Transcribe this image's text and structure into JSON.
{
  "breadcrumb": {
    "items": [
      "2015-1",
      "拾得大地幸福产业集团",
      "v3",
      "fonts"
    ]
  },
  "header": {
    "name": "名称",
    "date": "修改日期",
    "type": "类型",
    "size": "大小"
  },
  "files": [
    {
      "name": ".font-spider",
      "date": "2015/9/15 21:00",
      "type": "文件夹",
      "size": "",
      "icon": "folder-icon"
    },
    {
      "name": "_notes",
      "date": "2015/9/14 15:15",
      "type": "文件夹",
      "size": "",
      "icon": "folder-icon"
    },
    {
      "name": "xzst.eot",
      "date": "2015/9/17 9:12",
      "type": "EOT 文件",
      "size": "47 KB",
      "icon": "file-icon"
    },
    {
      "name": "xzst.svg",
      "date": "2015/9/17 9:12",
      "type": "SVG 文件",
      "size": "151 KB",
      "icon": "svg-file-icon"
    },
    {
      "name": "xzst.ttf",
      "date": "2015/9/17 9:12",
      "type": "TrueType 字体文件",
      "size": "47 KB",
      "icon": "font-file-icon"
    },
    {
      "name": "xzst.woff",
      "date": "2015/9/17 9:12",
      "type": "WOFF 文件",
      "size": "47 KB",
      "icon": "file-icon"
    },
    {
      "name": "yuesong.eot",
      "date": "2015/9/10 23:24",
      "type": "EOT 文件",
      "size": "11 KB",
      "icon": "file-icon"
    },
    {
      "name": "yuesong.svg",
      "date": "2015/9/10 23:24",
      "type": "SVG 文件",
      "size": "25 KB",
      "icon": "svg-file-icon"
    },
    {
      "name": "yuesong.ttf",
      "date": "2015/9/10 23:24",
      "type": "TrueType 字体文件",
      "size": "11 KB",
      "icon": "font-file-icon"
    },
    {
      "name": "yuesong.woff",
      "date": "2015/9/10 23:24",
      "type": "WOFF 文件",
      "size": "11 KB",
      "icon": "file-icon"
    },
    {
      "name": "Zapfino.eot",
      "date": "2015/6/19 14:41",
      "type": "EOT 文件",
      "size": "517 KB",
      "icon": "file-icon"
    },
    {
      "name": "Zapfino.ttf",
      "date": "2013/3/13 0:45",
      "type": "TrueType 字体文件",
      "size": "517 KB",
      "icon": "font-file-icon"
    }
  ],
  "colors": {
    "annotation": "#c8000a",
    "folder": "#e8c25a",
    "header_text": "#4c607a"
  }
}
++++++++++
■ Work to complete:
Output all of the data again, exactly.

■ Answer to the problem:
Transcribe this image's text and structure into JSON.
{
  "breadcrumb": {
    "items": [
      "2015-1",
      "拾得大地幸福产业集团",
      "v3",
      "fonts"
    ]
  },
  "header": {
    "name": "名称",
    "date": "修改日期",
    "type": "类型",
    "size": "大小"
  },
  "files": [
    {
      "name": ".font-spider",
      "date": "2015/9/15 21:00",
      "type": "文件夹",
      "size": "",
      "icon": "folder-icon"
    },
    {
      "name": "_notes",
      "date": "2015/9/14 15:15",
      "type": "文件夹",
      "size": "",
      "icon": "folder-icon"
    },
    {
      "name": "xzst.eot",
      "date": "2015/9/17 9:12",
      "type": "EOT 文件",
      "size": "47 KB",
      "icon": "file-icon"
    },
    {
      "name": "xzst.svg",
      "date": "2015/9/17 9:12",
      "type": "SVG 文件",
      "size": "151 KB",
      "icon": "svg-file-icon"
    },
    {
      "name": "xzst.ttf",
      "date": "2015/9/17 9:12",
      "type": "TrueType 字体文件",
      "size": "47 KB",
      "icon": "font-file-icon"
    },
    {
      "name": "xzst.woff",
      "date": "2015/9/17 9:12",
      "type": "WOFF 文件",
      "size": "47 KB",
      "icon": "file-icon"
    },
    {
      "name": "yuesong.eot",
      "date": "2015/9/10 23:24",
      "type": "EOT 文件",
      "size": "11 KB",
      "icon": "file-icon"
    },
    {
      "name": "yuesong.svg",
      "date": "2015/9/10 23:24",
      "type": "SVG 文件",
      "size": "25 KB",
      "icon": "svg-file-icon"
    },
    {
      "name": "yuesong.ttf",
      "date": "2015/9/10 23:24",
      "type": "TrueType 字体文件",
      "size": "11 KB",
      "icon": "font-file-icon"
    },
    {
      "name": "yuesong.woff",
      "date": "2015/9/10 23:24",
      "type": "WOFF 文件",
      "size": "11 KB",
      "icon": "file-icon"
    },
    {
      "name": "Zapfino.eot",
      "date": "2015/6/19 14:41",
      "type": "EOT 文件",
      "size": "517 KB",
      "icon": "file-icon"
    },
    {
      "name": "Zapfino.ttf",
      "date": "2013/3/13 0:45",
      "type": "TrueType 字体文件",
      "size": "517 KB",
      "icon": "font-file-icon"
    }
  ],
  "colors": {
    "annotation": "#c8000a",
    "folder": "#e8c25a",
    "header_text": "#4c607a"
  }
}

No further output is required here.